Kevin Mwanza, 1:25 am
“We’re the biggest shoe-shine company in Africa,” Lere Mgayiya, 40 year-old founder and owner of Lere’s Shoe Shine that operates in major South African airports, says without sounding arrogant. Lere’s firm shines nearly 600 pair of shoes across three airports in the Johannesburg, Cape Town and Durban and employs 45 people. And he estimates the business rakes in between $142,600 and $178,000 a year.
Dana Sanchez, 3:45 pm
U.S. President Barack Obama landed in Nairobi at 8 p.m. local time, and he ran down the stairs of Air Force One to meet his half sister. Kenya is in the grip of Obama-mania. People gathered on footbridges near the airport to try catch a glimpse of him. Parts of the country are in lock down.“To some Kenyans, it’s everything. People are glued to TV screens to see him arrive at the airport,” said the actor who is playing Obama in a performance being staged in Kenya.

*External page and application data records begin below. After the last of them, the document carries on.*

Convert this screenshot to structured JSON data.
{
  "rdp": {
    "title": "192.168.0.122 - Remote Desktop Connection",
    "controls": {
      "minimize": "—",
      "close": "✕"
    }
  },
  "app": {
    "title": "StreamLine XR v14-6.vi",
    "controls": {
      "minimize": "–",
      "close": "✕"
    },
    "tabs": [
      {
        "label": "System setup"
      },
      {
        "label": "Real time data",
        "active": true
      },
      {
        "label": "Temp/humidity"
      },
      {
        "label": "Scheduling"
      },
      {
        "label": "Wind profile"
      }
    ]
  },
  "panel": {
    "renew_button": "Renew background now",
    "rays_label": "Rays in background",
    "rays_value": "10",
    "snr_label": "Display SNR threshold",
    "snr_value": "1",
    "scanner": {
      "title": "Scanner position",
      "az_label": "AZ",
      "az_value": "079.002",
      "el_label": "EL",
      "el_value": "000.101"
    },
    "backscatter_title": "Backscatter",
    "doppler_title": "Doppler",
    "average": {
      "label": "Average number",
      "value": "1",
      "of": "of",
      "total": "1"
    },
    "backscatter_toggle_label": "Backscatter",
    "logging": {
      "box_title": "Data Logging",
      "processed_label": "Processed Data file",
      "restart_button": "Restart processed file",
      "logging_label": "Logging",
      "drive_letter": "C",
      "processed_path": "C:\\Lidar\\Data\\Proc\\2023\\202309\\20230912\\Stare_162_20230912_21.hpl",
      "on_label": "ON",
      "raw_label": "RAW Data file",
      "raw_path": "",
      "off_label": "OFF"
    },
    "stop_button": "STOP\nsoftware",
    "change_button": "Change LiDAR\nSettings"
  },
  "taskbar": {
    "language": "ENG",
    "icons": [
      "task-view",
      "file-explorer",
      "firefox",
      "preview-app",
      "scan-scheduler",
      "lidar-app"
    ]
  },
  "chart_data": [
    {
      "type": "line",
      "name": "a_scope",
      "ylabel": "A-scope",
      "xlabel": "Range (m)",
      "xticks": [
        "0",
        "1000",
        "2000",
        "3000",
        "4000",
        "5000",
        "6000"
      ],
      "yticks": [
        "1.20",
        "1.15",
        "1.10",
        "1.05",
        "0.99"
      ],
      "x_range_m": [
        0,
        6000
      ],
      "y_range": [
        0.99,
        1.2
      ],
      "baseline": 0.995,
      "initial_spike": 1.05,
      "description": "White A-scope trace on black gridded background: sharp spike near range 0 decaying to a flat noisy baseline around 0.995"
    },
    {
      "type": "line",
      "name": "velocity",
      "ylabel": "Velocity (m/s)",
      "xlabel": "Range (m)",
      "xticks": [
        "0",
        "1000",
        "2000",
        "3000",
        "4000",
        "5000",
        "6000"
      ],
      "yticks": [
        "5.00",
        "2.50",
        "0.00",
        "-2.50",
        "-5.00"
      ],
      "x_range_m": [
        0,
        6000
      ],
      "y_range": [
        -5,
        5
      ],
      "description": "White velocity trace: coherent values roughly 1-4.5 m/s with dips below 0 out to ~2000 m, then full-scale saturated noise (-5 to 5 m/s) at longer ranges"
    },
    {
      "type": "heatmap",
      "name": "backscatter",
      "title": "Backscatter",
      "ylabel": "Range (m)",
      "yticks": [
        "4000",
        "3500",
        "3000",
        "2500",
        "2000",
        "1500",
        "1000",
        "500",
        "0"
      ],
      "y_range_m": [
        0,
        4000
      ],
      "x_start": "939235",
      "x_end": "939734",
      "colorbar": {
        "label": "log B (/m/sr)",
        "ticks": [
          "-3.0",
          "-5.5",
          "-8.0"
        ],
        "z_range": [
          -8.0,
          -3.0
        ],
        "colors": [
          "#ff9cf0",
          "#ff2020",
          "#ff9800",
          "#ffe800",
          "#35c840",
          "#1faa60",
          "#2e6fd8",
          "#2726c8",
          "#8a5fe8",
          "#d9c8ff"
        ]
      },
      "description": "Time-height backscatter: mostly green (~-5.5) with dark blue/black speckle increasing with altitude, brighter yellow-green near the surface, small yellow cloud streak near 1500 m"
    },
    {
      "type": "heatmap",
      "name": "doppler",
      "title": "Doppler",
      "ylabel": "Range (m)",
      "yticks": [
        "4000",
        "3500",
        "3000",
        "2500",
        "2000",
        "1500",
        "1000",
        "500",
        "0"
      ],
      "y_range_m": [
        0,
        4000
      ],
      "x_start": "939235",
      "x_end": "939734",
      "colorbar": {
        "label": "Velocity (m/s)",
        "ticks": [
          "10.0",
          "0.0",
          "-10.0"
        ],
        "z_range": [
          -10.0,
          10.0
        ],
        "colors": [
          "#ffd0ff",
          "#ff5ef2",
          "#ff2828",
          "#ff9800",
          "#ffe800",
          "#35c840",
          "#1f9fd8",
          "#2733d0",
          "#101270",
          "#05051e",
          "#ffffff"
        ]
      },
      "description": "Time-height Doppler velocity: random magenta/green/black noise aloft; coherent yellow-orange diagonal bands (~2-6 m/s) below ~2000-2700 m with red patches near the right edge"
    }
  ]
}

Dana Sanchez, 4:48 pm
U.S. residents Rick and Wendy Walleigh quit high-tech jobs, took their work experience from Silicon Valley to Swaziland, then wrote a book about it. They joined TechnoServe, a Washington, D.C.-based company that promotes business solutions to poverty. Wendy used her marketing skills and involvement in the U.S. youth organization, Junior Achievement, to launch a similar program there.
Anna B. Wroblewska, 4:25 am AFKI Original
With so many businesses in Africa headed by women, it is only natural that this enterprising spirit would pervade the ranks of the investment world as well. The future of African business and private equity, then, should be increasingly female. There is, of course, progress to be made, but the consensus is that African women are poised for the challenge.
- Real Estate